No matter what forum I visit, someone always has a question about the bar canceled remainders on early Spanish stamps. Since they are listed even in the Scott catalog, most people identify them readily. However, there are "bar" type cancels that are constantly being misidentified as bar cancelled remainders.
All the examples in the scan below, I've seen described as such, especially in online auctions like eBay
. Only 1 however is actually a bar cancelled remainder.
A - This is the bar cancelled remainder. You can find them on most of the issues from 1854-1882. As unsightly as they are, they do represent a genuine copy of the stamp. If you want to fill that empty space in your album, they are perfectly acceptable in my opinion. Also, if you have these in your collection and want to upgrade to a postally used copy at some point in time, these bar cancels can be used as reference copies to compare to, because they are genuine stamps.
B & C - These are forgeries. These particular forgeries can be distinguished by the poorly formed letters, including the first "C" in "CORREOS", which only has a serif at the top of the letter and not the bottom. Also, most of the copies I've seen have some sort of outer frame line, or registration line in the stamps border. Originals did not have such extra lines.

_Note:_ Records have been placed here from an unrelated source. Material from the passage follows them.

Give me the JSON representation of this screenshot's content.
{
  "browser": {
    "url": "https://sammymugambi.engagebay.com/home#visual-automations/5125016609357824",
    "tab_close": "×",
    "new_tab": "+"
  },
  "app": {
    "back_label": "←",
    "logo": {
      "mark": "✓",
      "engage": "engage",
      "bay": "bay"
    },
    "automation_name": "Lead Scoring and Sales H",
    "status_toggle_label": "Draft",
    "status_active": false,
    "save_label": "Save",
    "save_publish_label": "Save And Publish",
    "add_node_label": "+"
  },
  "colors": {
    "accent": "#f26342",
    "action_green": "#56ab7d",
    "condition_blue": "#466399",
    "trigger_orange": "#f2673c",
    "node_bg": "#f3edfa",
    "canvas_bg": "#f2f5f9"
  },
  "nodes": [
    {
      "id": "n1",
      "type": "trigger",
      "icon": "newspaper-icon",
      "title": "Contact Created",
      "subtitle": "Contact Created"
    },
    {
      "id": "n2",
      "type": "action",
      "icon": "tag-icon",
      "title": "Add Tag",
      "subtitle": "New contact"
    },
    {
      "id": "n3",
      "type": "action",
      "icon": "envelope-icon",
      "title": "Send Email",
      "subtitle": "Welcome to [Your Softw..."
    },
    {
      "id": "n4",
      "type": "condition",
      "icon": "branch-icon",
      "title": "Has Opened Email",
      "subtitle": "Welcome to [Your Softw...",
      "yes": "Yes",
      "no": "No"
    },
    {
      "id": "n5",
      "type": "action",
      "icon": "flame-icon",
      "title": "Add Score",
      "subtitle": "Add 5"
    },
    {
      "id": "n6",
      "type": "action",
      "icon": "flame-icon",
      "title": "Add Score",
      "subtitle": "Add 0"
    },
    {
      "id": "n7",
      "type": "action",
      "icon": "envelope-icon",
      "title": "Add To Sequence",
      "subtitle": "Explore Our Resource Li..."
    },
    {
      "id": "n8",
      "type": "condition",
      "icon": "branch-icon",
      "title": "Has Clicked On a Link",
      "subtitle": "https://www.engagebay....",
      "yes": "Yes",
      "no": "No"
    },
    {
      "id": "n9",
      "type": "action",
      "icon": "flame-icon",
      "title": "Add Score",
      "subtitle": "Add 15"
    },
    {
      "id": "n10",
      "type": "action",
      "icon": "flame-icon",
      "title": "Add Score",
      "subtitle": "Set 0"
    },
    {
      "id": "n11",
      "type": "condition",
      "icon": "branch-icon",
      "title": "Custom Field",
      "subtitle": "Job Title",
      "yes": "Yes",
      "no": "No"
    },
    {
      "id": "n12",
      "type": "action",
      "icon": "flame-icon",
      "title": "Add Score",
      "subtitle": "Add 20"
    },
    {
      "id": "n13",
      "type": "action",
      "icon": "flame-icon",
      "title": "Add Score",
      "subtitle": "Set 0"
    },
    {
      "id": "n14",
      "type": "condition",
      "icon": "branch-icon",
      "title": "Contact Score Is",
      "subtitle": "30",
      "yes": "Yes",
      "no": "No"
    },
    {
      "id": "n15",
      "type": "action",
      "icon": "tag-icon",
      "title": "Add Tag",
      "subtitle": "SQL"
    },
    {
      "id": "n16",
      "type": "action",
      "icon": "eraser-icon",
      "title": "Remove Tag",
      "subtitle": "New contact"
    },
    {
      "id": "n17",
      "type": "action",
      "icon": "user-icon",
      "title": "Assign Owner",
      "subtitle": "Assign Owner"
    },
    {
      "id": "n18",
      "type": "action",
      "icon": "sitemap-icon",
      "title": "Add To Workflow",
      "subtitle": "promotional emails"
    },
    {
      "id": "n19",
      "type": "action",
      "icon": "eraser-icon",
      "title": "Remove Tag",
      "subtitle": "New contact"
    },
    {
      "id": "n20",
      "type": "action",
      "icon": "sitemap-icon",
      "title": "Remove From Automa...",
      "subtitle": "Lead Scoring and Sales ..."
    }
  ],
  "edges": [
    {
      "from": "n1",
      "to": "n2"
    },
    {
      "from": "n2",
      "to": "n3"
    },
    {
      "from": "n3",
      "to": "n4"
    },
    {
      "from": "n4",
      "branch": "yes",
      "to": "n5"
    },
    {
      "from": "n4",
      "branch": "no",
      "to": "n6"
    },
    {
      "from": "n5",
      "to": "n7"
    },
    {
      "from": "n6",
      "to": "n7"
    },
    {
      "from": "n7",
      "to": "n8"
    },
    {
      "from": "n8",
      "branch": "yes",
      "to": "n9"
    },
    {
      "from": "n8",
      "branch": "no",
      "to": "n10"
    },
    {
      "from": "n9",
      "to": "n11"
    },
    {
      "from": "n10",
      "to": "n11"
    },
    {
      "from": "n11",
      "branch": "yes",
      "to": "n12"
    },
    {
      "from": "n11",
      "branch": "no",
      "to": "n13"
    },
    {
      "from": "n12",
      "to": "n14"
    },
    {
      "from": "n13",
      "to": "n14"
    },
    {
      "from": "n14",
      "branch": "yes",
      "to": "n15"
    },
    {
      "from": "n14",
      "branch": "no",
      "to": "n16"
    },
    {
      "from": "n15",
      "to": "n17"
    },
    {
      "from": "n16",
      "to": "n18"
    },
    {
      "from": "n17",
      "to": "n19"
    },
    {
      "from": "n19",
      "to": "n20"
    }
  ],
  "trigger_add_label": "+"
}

I have seen all the values in the set, as well as the officials of 1854, forged like this. Some have 2 bars printed on them, some have 1 and the officials I've seen have none. But nonetheless they have been mistaken as bar cancelled remainders.
D - This is a genuine stamp with a printed bar, but it's not a bar cancelled remainder. Copies like this, with a single printed bar, are generally referred to as "muestras" (specimens). They can be found on various values in the 1854 and 1855 sets
All of these are commonly found in small collections of classic Spanish stamps that are routinely found on places like eBay